. Oral health knowledge, attitude and behaviour in relation to use of manual toothbrush among dental students in Bangalore, India: A Questionnaire Study. Int J Sci Stud 2015;2:26-38.
Singh MS, Tuli AK. A comparative evaluation of oral hygiene practices, oral health status, and behavior between graduate and post-graduate dentists of North India: An epidemiological survey. J Int Soc Prev Community Dent 2013;3:19-24.
Folayan MO, Khami MR, Folaranmi N, Popoola BO, Sofola OO, Ligali TO, et al.
Determinants of preventive oral health behaviour among senior dental students in Nigeria. BMC Oral Health 2013;13:28.

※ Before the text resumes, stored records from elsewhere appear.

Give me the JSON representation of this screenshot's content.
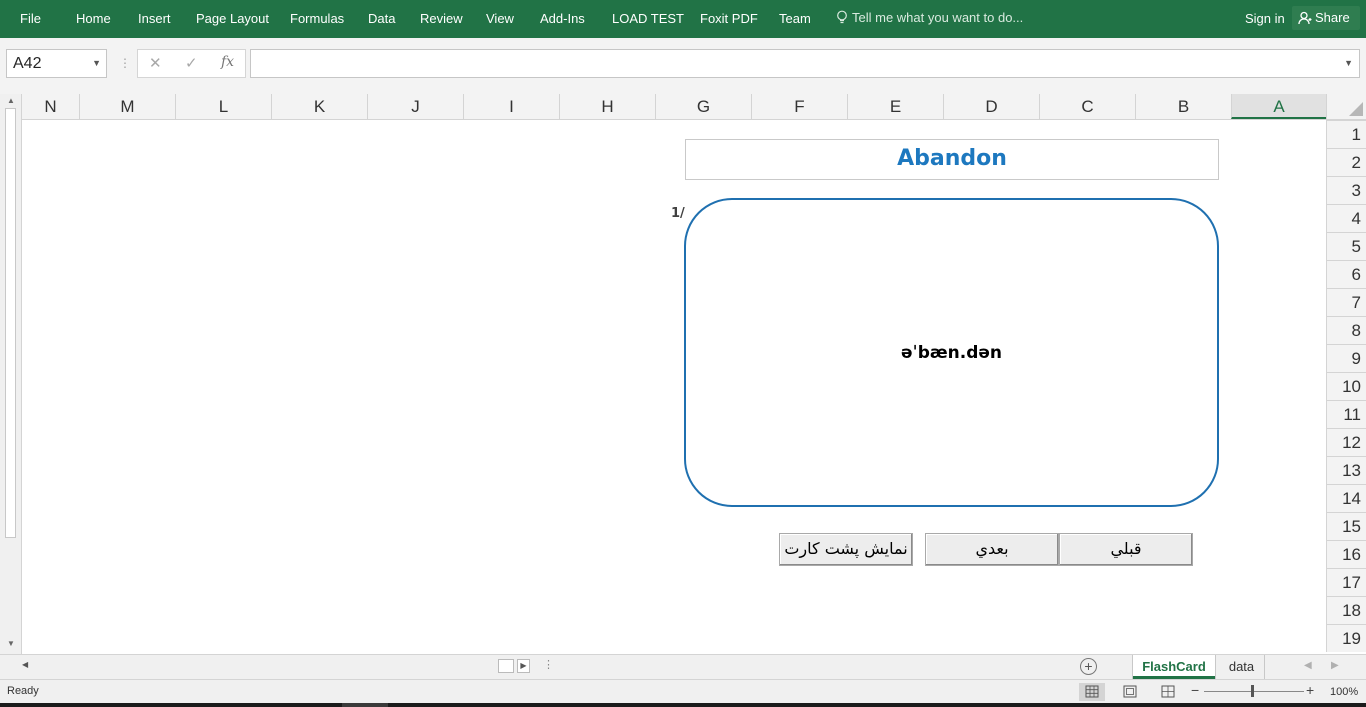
{
  "ribbon": {
    "tabs": [
      "File",
      "Home",
      "Insert",
      "Page Layout",
      "Formulas",
      "Data",
      "Review",
      "View",
      "Add-Ins",
      "LOAD TEST",
      "Foxit PDF",
      "Team"
    ],
    "tell_me": "Tell me what you want to do...",
    "sign_in": "Sign in",
    "share": "Share"
  },
  "formula_bar": {
    "name_box": "A42",
    "cancel_icon": "✕",
    "enter_icon": "✓",
    "fx_label": "fx",
    "formula": ""
  },
  "grid": {
    "columns": [
      "N",
      "M",
      "L",
      "K",
      "J",
      "I",
      "H",
      "G",
      "F",
      "E",
      "D",
      "C",
      "B",
      "A"
    ],
    "selected_column": "A",
    "rows": [
      "1",
      "2",
      "3",
      "4",
      "5",
      "6",
      "7",
      "8",
      "9",
      "10",
      "11",
      "12",
      "13",
      "14",
      "15",
      "16",
      "17",
      "18",
      "19"
    ]
  },
  "flashcard": {
    "word": "Abandon",
    "counter": "1/",
    "phonetic": "əˈbæn.dən",
    "buttons": {
      "show_back": "نمایش پشت کارت",
      "next": "بعدي",
      "previous": "قبلي"
    }
  },
  "sheet_tabs": {
    "active": "FlashCard",
    "other": "data"
  },
  "status_bar": {
    "status": "Ready",
    "zoom": "100%"
  },
  "colors": {
    "excel_green": "#217346",
    "title_blue": "#1d78bf",
    "card_border": "#1f70b0"
  }
}
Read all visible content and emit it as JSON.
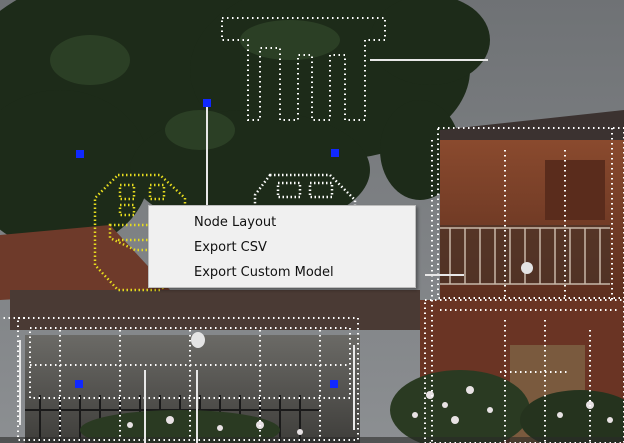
{
  "context_menu": {
    "items": [
      {
        "label": "Node Layout"
      },
      {
        "label": "Export CSV"
      },
      {
        "label": "Export Custom Model"
      }
    ]
  },
  "colors": {
    "point_cloud_white": "#ffffff",
    "face_marker_yellow": "#e6dc1e",
    "control_node_blue": "#1028ff",
    "sky": "#7a7d80",
    "tree": "#1c2a18",
    "brick": "#7a3c26",
    "menu_bg": "#f0f0f0"
  }
}
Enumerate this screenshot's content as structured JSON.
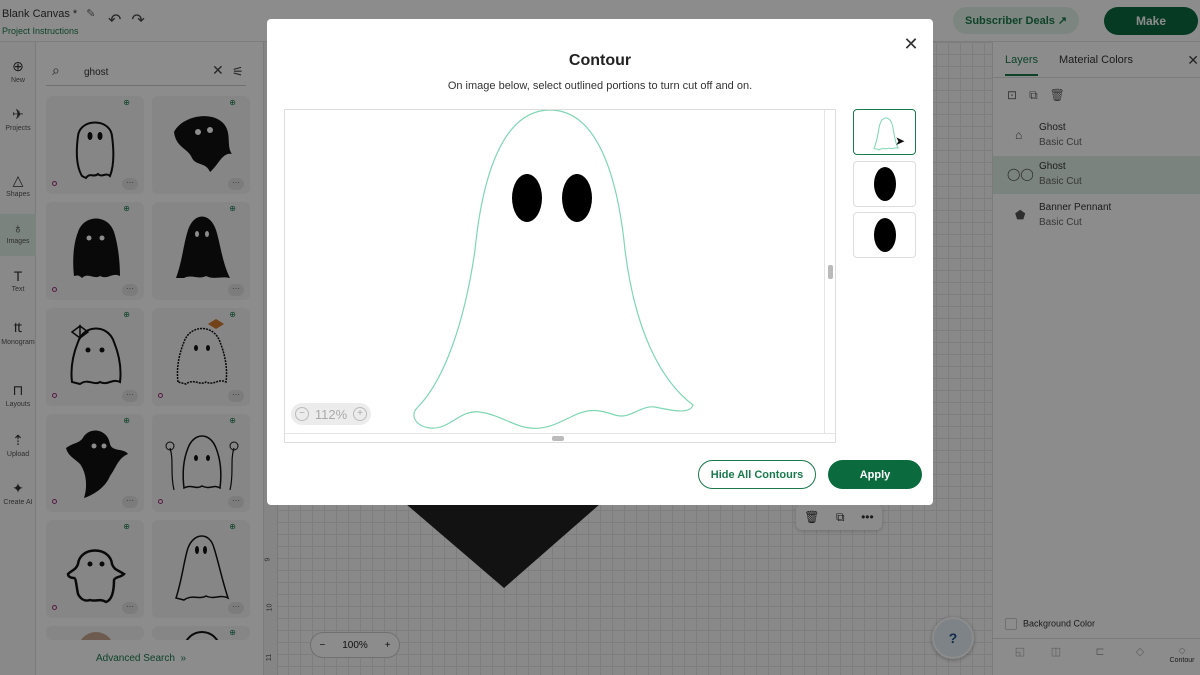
{
  "app": {
    "canvas_title": "Blank Canvas *",
    "project_instructions": "Project Instructions",
    "subscriber_deals": "Subscriber Deals",
    "make_label": "Make"
  },
  "leftnav": {
    "items": [
      {
        "label": "New",
        "icon": "plus-icon"
      },
      {
        "label": "Projects",
        "icon": "rocket-icon"
      },
      {
        "label": "Shapes",
        "icon": "shapes-icon"
      },
      {
        "label": "Images",
        "icon": "lightbulb-icon"
      },
      {
        "label": "Text",
        "icon": "text-icon"
      },
      {
        "label": "Monogram",
        "icon": "monogram-icon"
      },
      {
        "label": "Layouts",
        "icon": "shirt-icon"
      },
      {
        "label": "Upload",
        "icon": "upload-icon"
      },
      {
        "label": "Create AI",
        "icon": "sparkle-icon"
      }
    ]
  },
  "images_panel": {
    "search_value": "ghost",
    "advanced_search": "Advanced Search"
  },
  "workarea": {
    "zoom": "100%",
    "ruler_marks": [
      "9",
      "10",
      "11"
    ]
  },
  "right_panel": {
    "tabs": [
      "Layers",
      "Material Colors"
    ],
    "layers": [
      {
        "name": "Ghost",
        "type": "Basic Cut",
        "selected": false
      },
      {
        "name": "Ghost",
        "type": "Basic Cut",
        "selected": true
      },
      {
        "name": "Banner Pennant",
        "type": "Basic Cut",
        "selected": false
      }
    ],
    "background_color": "Background Color",
    "bottom_tool": "Contour"
  },
  "modal": {
    "title": "Contour",
    "subtitle": "On image below, select outlined portions to turn cut off and on.",
    "zoom": "112%",
    "hide_all": "Hide All Contours",
    "apply": "Apply",
    "contour_count": 3
  },
  "colors": {
    "accent": "#1a7a4c",
    "primary_button": "#0b6b3e",
    "contour_line": "#7fd6b3"
  }
}
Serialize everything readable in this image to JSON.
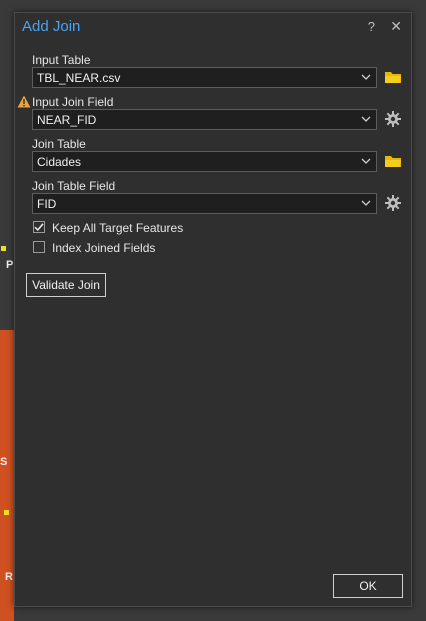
{
  "dialog": {
    "title": "Add Join",
    "help_label": "?",
    "close_label": "✕"
  },
  "fields": {
    "input_table": {
      "label": "Input Table",
      "value": "TBL_NEAR.csv"
    },
    "input_join_field": {
      "label": "Input Join Field",
      "value": "NEAR_FID"
    },
    "join_table": {
      "label": "Join Table",
      "value": "Cidades"
    },
    "join_table_field": {
      "label": "Join Table Field",
      "value": "FID"
    }
  },
  "options": {
    "keep_all": {
      "label": "Keep All Target Features",
      "checked": true
    },
    "index_joined": {
      "label": "Index Joined Fields",
      "checked": false
    }
  },
  "buttons": {
    "validate": "Validate Join",
    "ok": "OK"
  },
  "map_labels": [
    "P",
    "S",
    "R"
  ],
  "colors": {
    "accent": "#4aa3f0",
    "folder": "#e6b800",
    "warning": "#e8a33c",
    "map_feature": "#e0531f"
  }
}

Underwood B, Birdsall J, Kay E. The use of a mobile app to motivate evidence-based oral hygiene behaviour. Br Dent J 2015;219:E2.
Hlady CS, Severson MA, Segre AM, Polgreen PM. A mobile handheld computing application for recording hand hygiene observations. Infect Control Hosp Epidemiol 2010;31:975-7.
O'Hare JK, Ade KK, Sukharnikova T, Van Hooser SD, Palmeri ML, Yin HH, et al.
Pathway-specific striatal substrates for habitual behavior. Neuron 2016;89:472-9.
Lance T Vernon
Department of Pediatric and Community Dentistry, School of Dental Medicine, Case Western Reserve University, Ohio
Department of Oral and Maxillofacial Pathology and Microbiology, Ragas Dental College and Hospital, Chennai, Tamil Nadu
Source of Support: None, Conflict of Interest: None
[Figure 1], [Figure 2], [Figure 3]
[Table 1], [Table 2], [Table 3], [Table 4]
| Article Access Statistics|
| Viewed||3440 |
| Printed||85 |
| Emailed||5 |
| PDF Downloaded||227 |
| Comments ||[Add] |